A brief description can be viewed below. Please click on the ADA link here to visit the American Diabetic Association for further information.
Diabetes is a disease that affects the small blood vessels (capillaries) throughout the whole body. These vessels are abundant the kidneys and eyes. Damage to the vessels in the back of the eye from elevated blood sugar is called diabetic retinopathy.
The Retina is the small layer on the back of the eye responsible for sensing light and color. Any damage to the retina results in loss of sight. The retina is rich in blood vessels which can be damaged be elevated blood sugar. For this reason, the American Diabetes Association recommends that patients with type I and type II diabetes have an annual dilated eye exam.
Types of Diabetic Retinopathy
There are two types of diabetic retinopathy:
- Proliferative (PDR)
- Nonproliferative (NPDR)
Nonproliferation diabetic retinopathy (NPDR) is also commonly referred to as background retinopathy. This early form of diabetic retinopathy occurs when the smallest blood vessels of the retina are damaged and begin to leak into the retina. Many people with diabetes develop NPDR without any visual loss to alert them to the presence of the damage that is starting to occur in their eyes.
Proliferative diabetic retinopathy (PDR) Is a more advanced form of damage. It carries a high risk of vision loss and follows after NPDR has been left untreated. PDR occurs when new blood vessels grow in the retina in response to the damage that has occurred. These new blood vessels grow (neovascularization) are abnormal and result in problematic complications for the retina including:

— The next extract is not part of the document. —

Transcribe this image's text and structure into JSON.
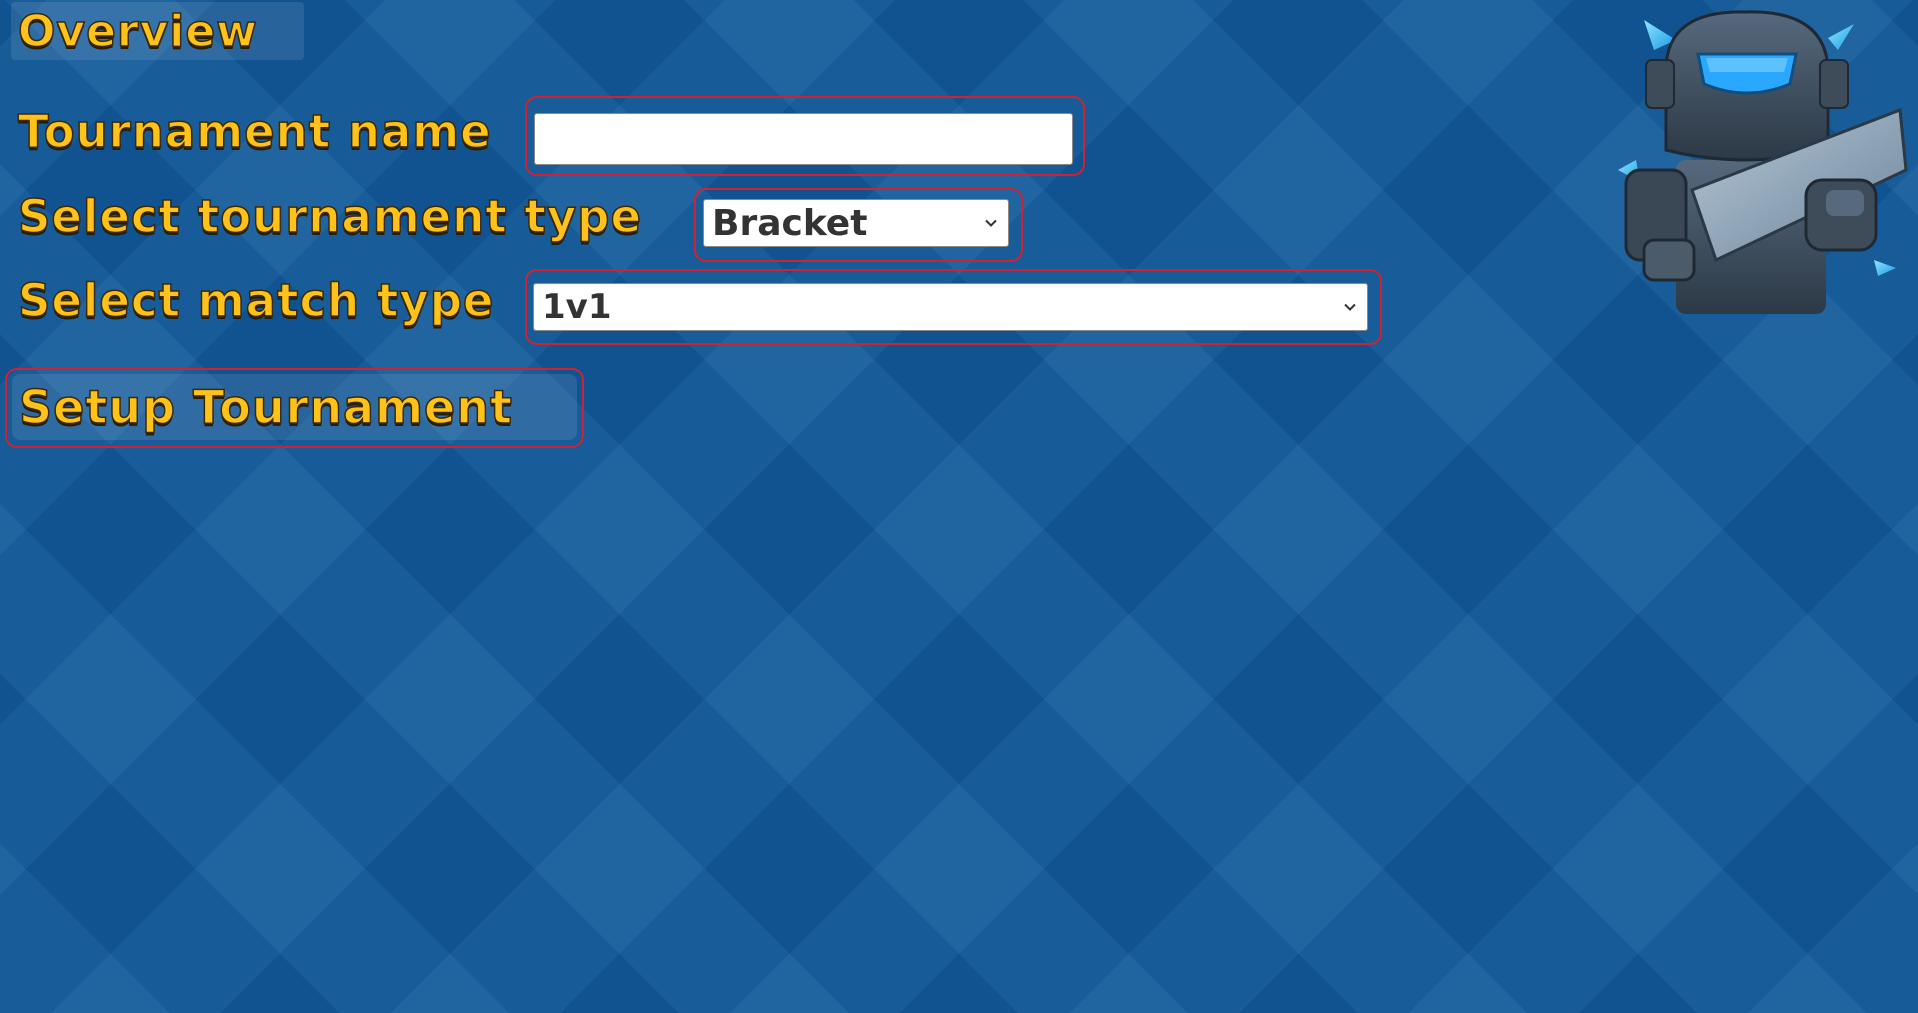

- Vitreous hemorrhage
- Retinal Detachment
- Retinal Tear
- Secondary Glaucoma (neovascular)